It was a made-for-TV storyline: A somber-faced Vince McMahon stepped into the wrestling ring and announced he was selling Monday Night Raw after agonizing deliberations. The crowd went silent as the new owner beamed in via satellite, promising to present the show without commercials, crowing about his intelligence, and even citing President Barack Obama as a reason to take the show in a new direction and “give back.”
“I, Donald Trump, am now the new sole owner of Monday Night Raw,” he said in 2009. “I’m going to do stuff that’s never been done before, that’s never been seen before.”
The fake news came with a fake press release but had real consequences. The stock price of World Wrestling Entertainment Inc. sharply dropped — more than 6 percent — and Raw had to quickly issue a mea culpa apologizing to investors. Scott Fried, a longtime wrestling journalist, said investors were skeptical of Trump’s ownership because of his bravado and tendency to exaggerate. And they were worried about losing their dividends and a change in ownership after 30 years of steadiness with the McMahon family.
“It said a lot about what investors saw as Donald Trump’s business acumen,” Fried said. “They just freaked out. I don’t think the average fan is an investor.”
Trump has a long relationship with professional wrestling and the McMahon family that dates back to the 1980s, and much of his relationship with the family parallels his surprising rise to the U.S. presidency. Now, Linda McMahon is set to become his Small Business administrator, should she pass her upcoming confirmation hearing in Washington.
One person who knows the family well said Trump “is more of a Vince guy, but he likes Linda.” And while those close to Trump say his love of the professional wrestling world doesn’t spring from one particular place, his ties are extensive and enduring.
“I know there’s a lot of doubters, but, listen, life’s about falling down
and getting up. It doesn’t matter how many times you get knocked down,
it’s about getting back up. So if there’s any kid out there that’s told
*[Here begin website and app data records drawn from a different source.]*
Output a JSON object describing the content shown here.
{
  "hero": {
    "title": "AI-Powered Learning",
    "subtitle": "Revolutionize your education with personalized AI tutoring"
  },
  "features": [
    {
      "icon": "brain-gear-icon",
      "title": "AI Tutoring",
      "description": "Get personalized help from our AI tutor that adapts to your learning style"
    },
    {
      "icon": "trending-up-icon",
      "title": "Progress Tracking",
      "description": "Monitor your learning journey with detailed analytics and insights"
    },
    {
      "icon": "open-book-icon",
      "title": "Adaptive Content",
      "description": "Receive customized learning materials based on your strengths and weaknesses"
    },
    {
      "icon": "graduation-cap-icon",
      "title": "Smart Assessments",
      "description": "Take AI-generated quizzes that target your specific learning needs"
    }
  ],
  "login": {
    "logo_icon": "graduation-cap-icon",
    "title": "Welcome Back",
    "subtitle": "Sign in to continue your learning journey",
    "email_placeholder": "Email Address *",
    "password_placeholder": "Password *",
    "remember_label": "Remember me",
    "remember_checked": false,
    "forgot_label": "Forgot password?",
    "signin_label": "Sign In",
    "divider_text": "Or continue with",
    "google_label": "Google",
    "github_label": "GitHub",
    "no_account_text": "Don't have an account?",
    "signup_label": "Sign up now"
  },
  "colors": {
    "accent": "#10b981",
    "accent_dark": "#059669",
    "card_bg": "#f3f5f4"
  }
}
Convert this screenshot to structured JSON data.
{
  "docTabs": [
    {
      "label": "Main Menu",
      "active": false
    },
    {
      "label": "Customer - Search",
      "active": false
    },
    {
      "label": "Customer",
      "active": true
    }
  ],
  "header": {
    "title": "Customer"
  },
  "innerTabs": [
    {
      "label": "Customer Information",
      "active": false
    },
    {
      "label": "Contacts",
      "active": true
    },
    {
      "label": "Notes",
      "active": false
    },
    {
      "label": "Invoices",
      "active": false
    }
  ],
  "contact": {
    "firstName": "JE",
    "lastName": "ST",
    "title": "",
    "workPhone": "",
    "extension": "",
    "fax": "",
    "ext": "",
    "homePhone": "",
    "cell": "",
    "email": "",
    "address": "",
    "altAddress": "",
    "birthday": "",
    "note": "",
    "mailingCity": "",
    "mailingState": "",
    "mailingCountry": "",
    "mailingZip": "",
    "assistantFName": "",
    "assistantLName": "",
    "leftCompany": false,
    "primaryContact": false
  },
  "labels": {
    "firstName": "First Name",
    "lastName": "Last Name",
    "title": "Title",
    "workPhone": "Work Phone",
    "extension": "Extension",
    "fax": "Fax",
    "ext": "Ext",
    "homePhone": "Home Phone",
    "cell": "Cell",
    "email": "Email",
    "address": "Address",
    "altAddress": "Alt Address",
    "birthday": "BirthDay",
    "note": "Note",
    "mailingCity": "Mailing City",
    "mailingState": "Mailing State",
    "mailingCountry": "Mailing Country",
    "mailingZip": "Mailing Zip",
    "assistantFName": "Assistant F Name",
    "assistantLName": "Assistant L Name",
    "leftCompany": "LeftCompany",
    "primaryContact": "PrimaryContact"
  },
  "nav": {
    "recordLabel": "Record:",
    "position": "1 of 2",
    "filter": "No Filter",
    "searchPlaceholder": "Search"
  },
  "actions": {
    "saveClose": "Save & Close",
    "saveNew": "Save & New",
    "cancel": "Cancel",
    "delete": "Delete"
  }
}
by a parent or a coach or a teacher or somebody that they look up to,
somebody that’s supposed to push them and believe in them and they’re
told no, don’t listen to them. Believe in yourself.”